Here are a few things that aren't right:

1) Regardless of the Carrier Synchronization: You are using 0 and 90 degrees for your signaling. You would need an I and Q channel in order to decode the signal if that were the case. For BPSK (Binary) you should be using 0 and 180 degrees. Only if you are using QPSK should you use 90 and 270 degrees, then again its just mimicking using an I and Q channels.

There is a system block diagram below that will make this more apparent.

2) DPSK does not require any phase carrier synchronization. You pay for it by halving your SNR.

Encoding DQPSK

(for BPSK, eliminate Q and sqrt(2)

I-inphase channel Bit values
C = (I + J*Q)/sqrt(2); // recombined I and Q channels
for n = 0 to length( C )
x_diff = x_diff(n-1) *C(n);  //where X(n) <0 == 0
//X_diff is the differentially encoded channels


Decoding DQPSK

I - retrieved I channel
Q - retrieved Q channel
C =I + j*Q;
for n = 0 to length( C )
decoded(n) =C(n)/decoded(n-1);  //where X(n) <0 == 0

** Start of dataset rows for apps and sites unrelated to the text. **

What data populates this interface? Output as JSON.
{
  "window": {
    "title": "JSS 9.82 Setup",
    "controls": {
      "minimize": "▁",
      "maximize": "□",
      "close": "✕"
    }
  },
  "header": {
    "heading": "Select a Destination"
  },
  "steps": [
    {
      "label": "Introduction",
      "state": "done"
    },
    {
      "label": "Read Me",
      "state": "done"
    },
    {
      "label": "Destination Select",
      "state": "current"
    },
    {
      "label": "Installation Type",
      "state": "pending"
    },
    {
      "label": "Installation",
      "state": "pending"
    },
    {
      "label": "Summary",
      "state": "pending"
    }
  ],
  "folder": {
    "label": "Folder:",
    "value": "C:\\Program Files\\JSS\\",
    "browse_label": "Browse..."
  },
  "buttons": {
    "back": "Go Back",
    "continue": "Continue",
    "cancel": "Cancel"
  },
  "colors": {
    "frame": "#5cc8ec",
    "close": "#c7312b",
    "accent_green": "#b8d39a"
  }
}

4) You should never see a phase value because of thresholding at the sampler block

Transmitter Block Diagram

(Remember you can ignore anything with the Q channel path if you are using BPSK, ignore the Convolutional encoding block and the input string block this whole thing will be easier to understand) .

The Sampler block acts like a Analog to Digital Converter. It samples the output of the I and Q channels at the bitrate your transmitting at (100bits/s, 200bits/s etc) it will give you the AMPLITUDE of the signal recovered.

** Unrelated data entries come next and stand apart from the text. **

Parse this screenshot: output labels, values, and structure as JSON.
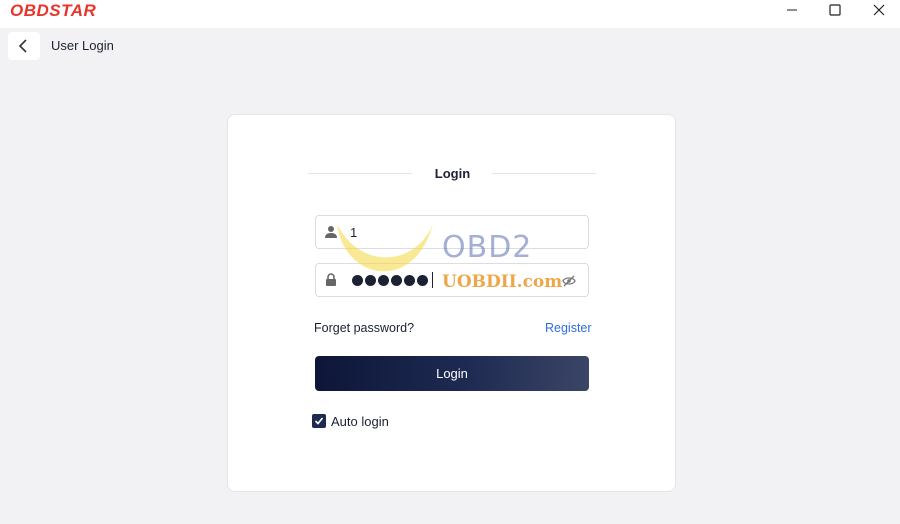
{
  "app": {
    "logo_text": "OBDSTAR",
    "brand_color": "#e8352b"
  },
  "window_controls": {
    "minimize_icon": "minimize-icon",
    "maximize_icon": "maximize-icon",
    "close_icon": "close-icon"
  },
  "header": {
    "back_icon": "chevron-left-icon",
    "title": "User Login"
  },
  "login_card": {
    "heading": "Login",
    "username": {
      "icon": "user-icon",
      "value": "1"
    },
    "password": {
      "icon": "lock-icon",
      "masked_length": 6,
      "toggle_icon": "eye-off-icon"
    },
    "forget_password_label": "Forget password?",
    "register_label": "Register",
    "login_button_label": "Login",
    "auto_login": {
      "label": "Auto login",
      "checked": true
    },
    "accent_color": "#2f6de1",
    "button_color": "#1e2a52"
  },
  "watermark": {
    "line1": "OBD2",
    "line2": "UOBDII.com"
  }
}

Because, hopefully, you've used NRZ encoding, (-1, +1) to signal 0 and 1, you must threshold your signal. All values below Zero are 0's and all values above zero are 1's. If you've used RZ encoding that is (0, 1) instead of (-1, +1) for your signaling you should threshold at 0.5.

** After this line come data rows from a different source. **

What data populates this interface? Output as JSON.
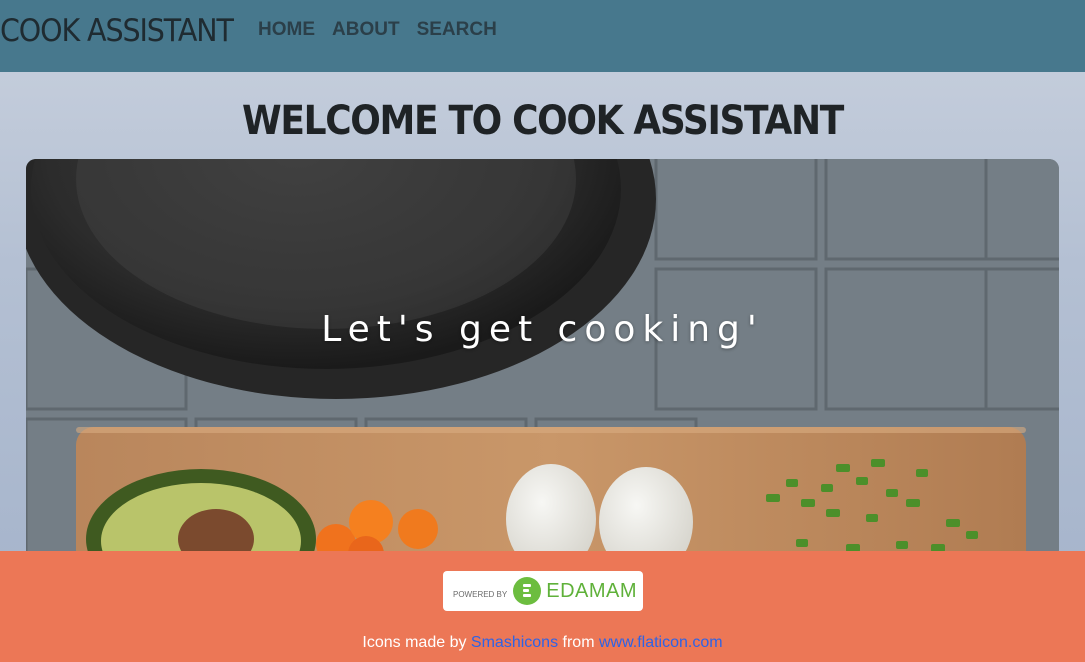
{
  "navbar": {
    "brand": "COOK ASSISTANT",
    "links": [
      "HOME",
      "ABOUT",
      "SEARCH"
    ]
  },
  "main": {
    "heading": "WELCOME TO COOK ASSISTANT",
    "hero_tagline": "Let's get cooking'"
  },
  "footer": {
    "badge": {
      "powered_by": "POWERED BY",
      "brand": "EDAMAM"
    },
    "credits": {
      "prefix": "Icons made by",
      "author": "Smashicons",
      "middle": "from",
      "site": "www.flaticon.com"
    }
  },
  "colors": {
    "navbar": "#47788d",
    "footer": "#ec7756",
    "link": "#2e63e6",
    "edamam_green": "#6cbd3f"
  }
}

Therefore you should NEVER work with a phase value.

This is purely to be thorough and give readers a better idea about what is going on.

 1) The Users inputs a string ("Hello World" for example) this gets converted into its
Ascii binary value.
3)This then gets put through a convolutional encoder, this is for feedfoward error
correction. This is to reduce the transmission errors due to noise in the
communication channel. Like power-lines or someone talking.
4)The binary values are converted into Non-return to Zero Encoding (NRZ) this means
that 0's are converted to -1's and 1's are converted to +1's.
5) differential encoding is applied to eliminate the need for carrier (discussed above)
synchronization.
6)The Signal is split into the I and Q channels (all even bits go to Q. All odd bits
go to the I channel)
7) They are then shaped into pulses by the wave generator.
8) An Inter-Symbol Interference filter is applied (root raised cosine filter).
9)The I and Q channels are multipled by cosine and sine (same frequency, just shifted
90 degrees) then recombined and transmitted.
10)The Receiver process is the same thing as the transmitter in reverse except:
Convolutional Decoder: Use the Viterbi algorithm.
Detector Block - this is where the NRZ thresholding takes place, values greater
than Zero  are 1's values less than Zero are 0's


6) Working with M-ary (like Bin-ary, or trin-ary)

If you want to work with more data points in QPSK, you need to generate your constellation diagram.

Remember that all points on a QPSK system should lie on a circle.

Think of each point as a combination of the I and Q channels and not as purely a Phase value used for signaling.